Required work
Find every line of the records that has "Goods" and return it.

Stored data

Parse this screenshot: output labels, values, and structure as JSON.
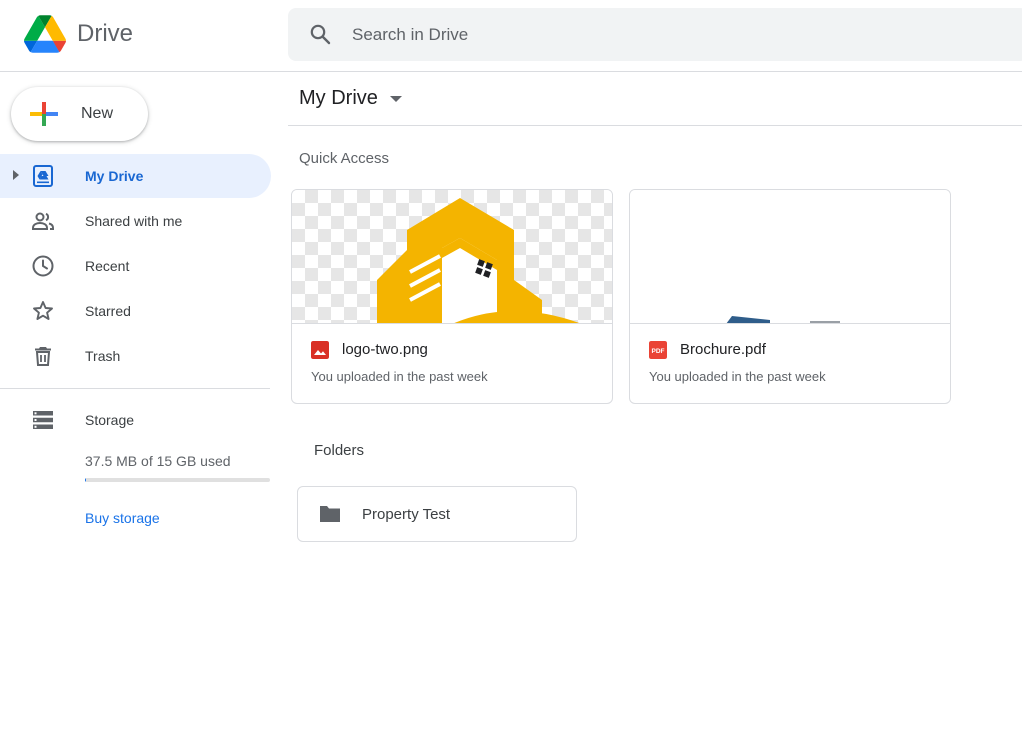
{
  "app": {
    "title": "Drive"
  },
  "search": {
    "placeholder": "Search in Drive"
  },
  "new_button": {
    "label": "New"
  },
  "sidebar": {
    "items": [
      {
        "label": "My Drive",
        "icon": "my-drive-icon",
        "active": true
      },
      {
        "label": "Shared with me",
        "icon": "shared-icon",
        "active": false
      },
      {
        "label": "Recent",
        "icon": "clock-icon",
        "active": false
      },
      {
        "label": "Starred",
        "icon": "star-icon",
        "active": false
      },
      {
        "label": "Trash",
        "icon": "trash-icon",
        "active": false
      }
    ],
    "storage": {
      "label": "Storage",
      "used_text": "37.5 MB of 15 GB used",
      "used_fraction": 0.0025,
      "buy_label": "Buy storage"
    }
  },
  "main": {
    "title": "My Drive",
    "quick_access": {
      "label": "Quick Access",
      "files": [
        {
          "name": "logo-two.png",
          "subtitle": "You uploaded in the past week",
          "type": "image",
          "icon": "image-file-icon"
        },
        {
          "name": "Brochure.pdf",
          "subtitle": "You uploaded in the past week",
          "type": "pdf",
          "icon": "pdf-file-icon"
        }
      ]
    },
    "folders": {
      "label": "Folders",
      "items": [
        {
          "name": "Property Test",
          "icon": "folder-icon"
        }
      ]
    }
  },
  "colors": {
    "accent": "#1a73e8",
    "active_bg": "#e8f0fe",
    "image_icon": "#d93025",
    "pdf_icon": "#ea4335",
    "logo_yellow": "#f4b400",
    "pdf_preview_blue": "#2f5d8a"
  }
}
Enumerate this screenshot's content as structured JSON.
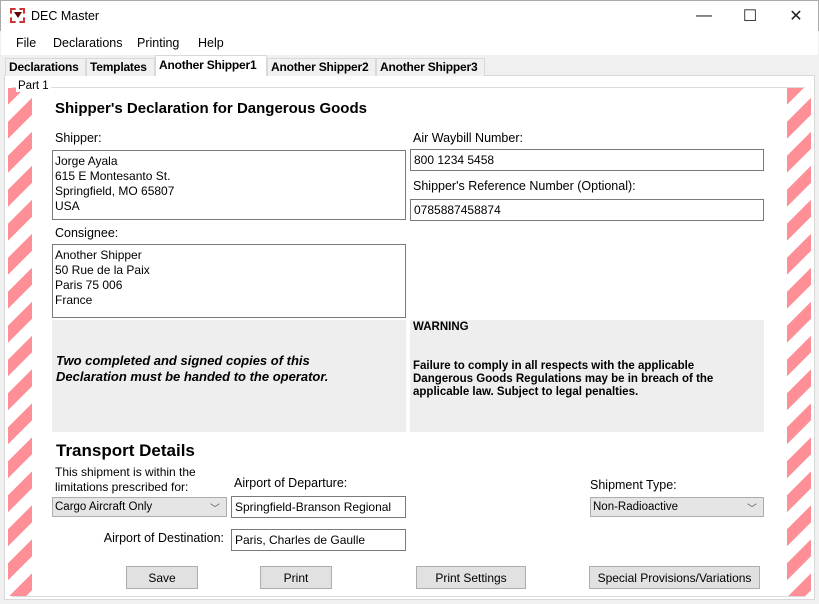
{
  "window": {
    "title": "DEC Master",
    "minimize": "—",
    "maximize": "☐",
    "close": "✕"
  },
  "menu": [
    "File",
    "Declarations",
    "Printing",
    "Help"
  ],
  "tabs": [
    {
      "label": "Declarations"
    },
    {
      "label": "Templates"
    },
    {
      "label": "Another Shipper1",
      "active": true
    },
    {
      "label": "Another Shipper2"
    },
    {
      "label": "Another Shipper3"
    }
  ],
  "group_label": "Part 1",
  "heading": "Shipper's Declaration for Dangerous Goods",
  "shipper": {
    "label": "Shipper:",
    "value": "Jorge Ayala\n615 E Montesanto St.\nSpringfield, MO 65807\nUSA"
  },
  "consignee": {
    "label": "Consignee:",
    "value": "Another Shipper\n50 Rue de la Paix\nParis 75 006\nFrance"
  },
  "awb": {
    "label": "Air Waybill Number:",
    "value": "800 1234 5458"
  },
  "ref": {
    "label": "Shipper's Reference Number (Optional):",
    "value": "0785887458874"
  },
  "notice": "Two completed and signed copies of this Declaration must be handed to the operator.",
  "warning": {
    "title": "WARNING",
    "text": "Failure to comply in all respects with the applicable Dangerous Goods Regulations may be in breach of the applicable law.  Subject to legal penalties."
  },
  "transport": {
    "heading": "Transport Details",
    "limitations_label": "This shipment is within the limitations prescribed for:",
    "limitations_value": "Cargo Aircraft Only",
    "departure_label": "Airport of Departure:",
    "departure_value": "Springfield-Branson Regional",
    "destination_label": "Airport of Destination:",
    "destination_value": "Paris, Charles de Gaulle",
    "shipment_type_label": "Shipment Type:",
    "shipment_type_value": "Non-Radioactive"
  },
  "buttons": {
    "save": "Save",
    "print": "Print",
    "print_settings": "Print Settings",
    "special": "Special Provisions/Variations"
  },
  "colors": {
    "stripe": "#ff8f96",
    "panel_gray": "#eeeeee"
  }
}
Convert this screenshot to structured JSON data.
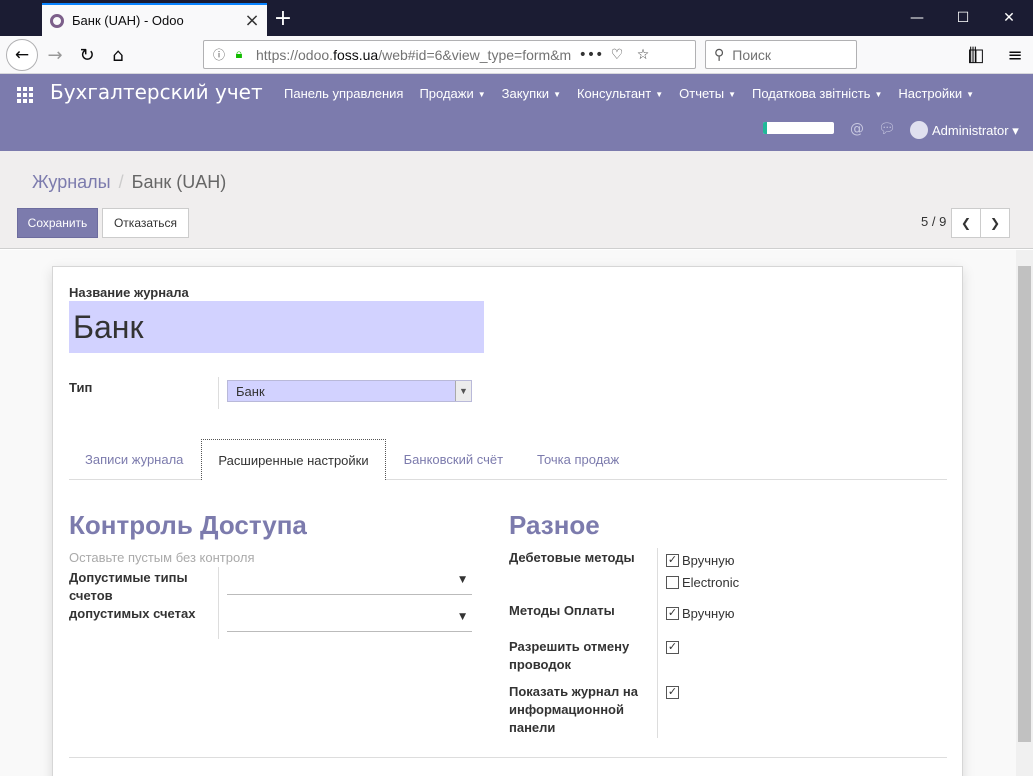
{
  "browser": {
    "tab_title": "Банк (UAH) - Odoo",
    "url_prefix": "https://odoo.",
    "url_domain": "foss.ua",
    "url_suffix": "/web#id=6&view_type=form&m",
    "search_placeholder": "Поиск"
  },
  "topbar": {
    "brand": "Бухгалтерский учет",
    "menu": [
      {
        "label": "Панель управления",
        "dropdown": false
      },
      {
        "label": "Продажи",
        "dropdown": true
      },
      {
        "label": "Закупки",
        "dropdown": true
      },
      {
        "label": "Консультант",
        "dropdown": true
      },
      {
        "label": "Отчеты",
        "dropdown": true
      },
      {
        "label": "Податкова звітність",
        "dropdown": true
      },
      {
        "label": "Настройки",
        "dropdown": true
      }
    ],
    "user": "Administrator",
    "progress": 0.06
  },
  "control": {
    "breadcrumb_parent": "Журналы",
    "breadcrumb_current": "Банк (UAH)",
    "save_label": "Сохранить",
    "discard_label": "Отказаться",
    "pager": "5 / 9"
  },
  "form": {
    "name_label": "Название журнала",
    "name_value": "Банк",
    "type_label": "Тип",
    "type_value": "Банк",
    "tabs": [
      "Записи журнала",
      "Расширенные настройки",
      "Банковский счёт",
      "Точка продаж"
    ],
    "active_tab": 1,
    "access": {
      "title": "Контроль Доступа",
      "hint": "Оставьте пустым без контроля",
      "allowed_types_label": "Допустимые типы счетов",
      "allowed_accounts_label": "допустимых счетах"
    },
    "misc": {
      "title": "Разное",
      "debit_label": "Дебетовые методы",
      "debit_manual": "Вручную",
      "debit_electronic": "Electronic",
      "payment_label": "Методы Оплаты",
      "payment_manual": "Вручную",
      "cancel_label": "Разрешить отмену проводок",
      "dashboard_label": "Показать журнал на информационной панели"
    }
  }
}
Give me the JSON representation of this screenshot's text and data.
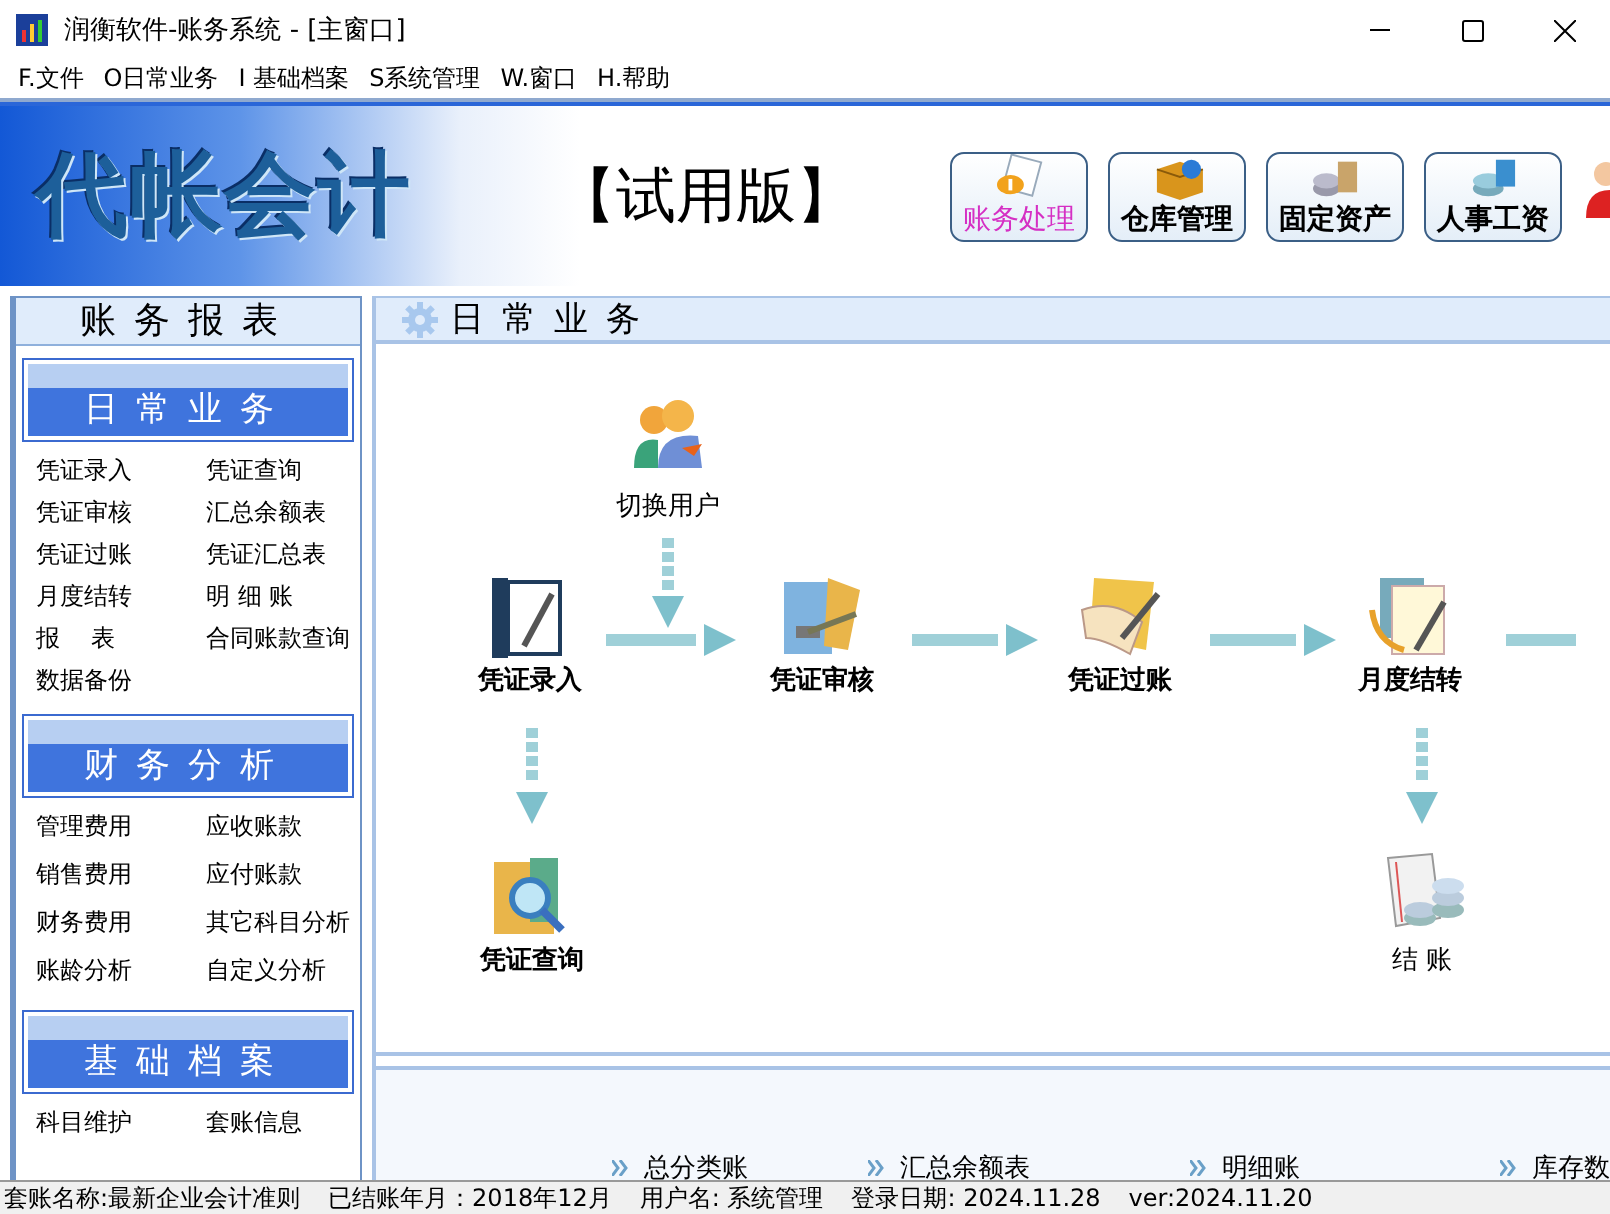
{
  "window": {
    "title": "润衡软件-账务系统 - [主窗口]"
  },
  "menu": [
    "F.文件",
    "O日常业务",
    "I 基础档案",
    "S系统管理",
    "W.窗口",
    "H.帮助"
  ],
  "header": {
    "logo": "代帐会计",
    "edition": "【试用版】",
    "modules": [
      {
        "label": "账务处理",
        "kind": "ledger",
        "selected": true
      },
      {
        "label": "仓库管理",
        "kind": "warehouse",
        "selected": false
      },
      {
        "label": "固定资产",
        "kind": "assets",
        "selected": false
      },
      {
        "label": "人事工资",
        "kind": "payroll",
        "selected": false
      }
    ]
  },
  "sidebar": {
    "title": "账务报表",
    "sections": [
      {
        "title": "日常业务",
        "items": [
          "凭证录入",
          "凭证查询",
          "凭证审核",
          "汇总余额表",
          "凭证过账",
          "凭证汇总表",
          "月度结转",
          "明 细 账",
          "报    表",
          "合同账款查询",
          "数据备份"
        ]
      },
      {
        "title": "财务分析",
        "items": [
          "管理费用",
          "应收账款",
          "销售费用",
          "应付账款",
          "财务费用",
          "其它科目分析",
          "账龄分析",
          "自定义分析"
        ]
      },
      {
        "title": "基础档案",
        "items": [
          "科目维护",
          "套账信息"
        ]
      }
    ]
  },
  "main": {
    "title": "日常业务",
    "nodes": [
      {
        "label": "切换用户",
        "kind": "users"
      },
      {
        "label": "凭证录入",
        "kind": "entry"
      },
      {
        "label": "凭证审核",
        "kind": "audit"
      },
      {
        "label": "凭证过账",
        "kind": "posting"
      },
      {
        "label": "月度结转",
        "kind": "carry"
      },
      {
        "label": "凭证查询",
        "kind": "query"
      },
      {
        "label": "结 账",
        "kind": "close"
      }
    ],
    "quick_links": [
      "总分类账",
      "汇总余额表",
      "明细账",
      "库存数"
    ]
  },
  "status_bar": [
    "套账名称:最新企业会计准则",
    "已结账年月：2018年12月",
    "用户名: 系统管理",
    "登录日期: 2024.11.28",
    "ver:2024.11.20"
  ]
}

Answer space
  "heading": "Shipper's Declaration for Dangerous Goods",
    "text": "Failure to comply in all respects with the applicable Dangerous Goods Regulations may be in breach of the applicable law.  Subject to legal penalties."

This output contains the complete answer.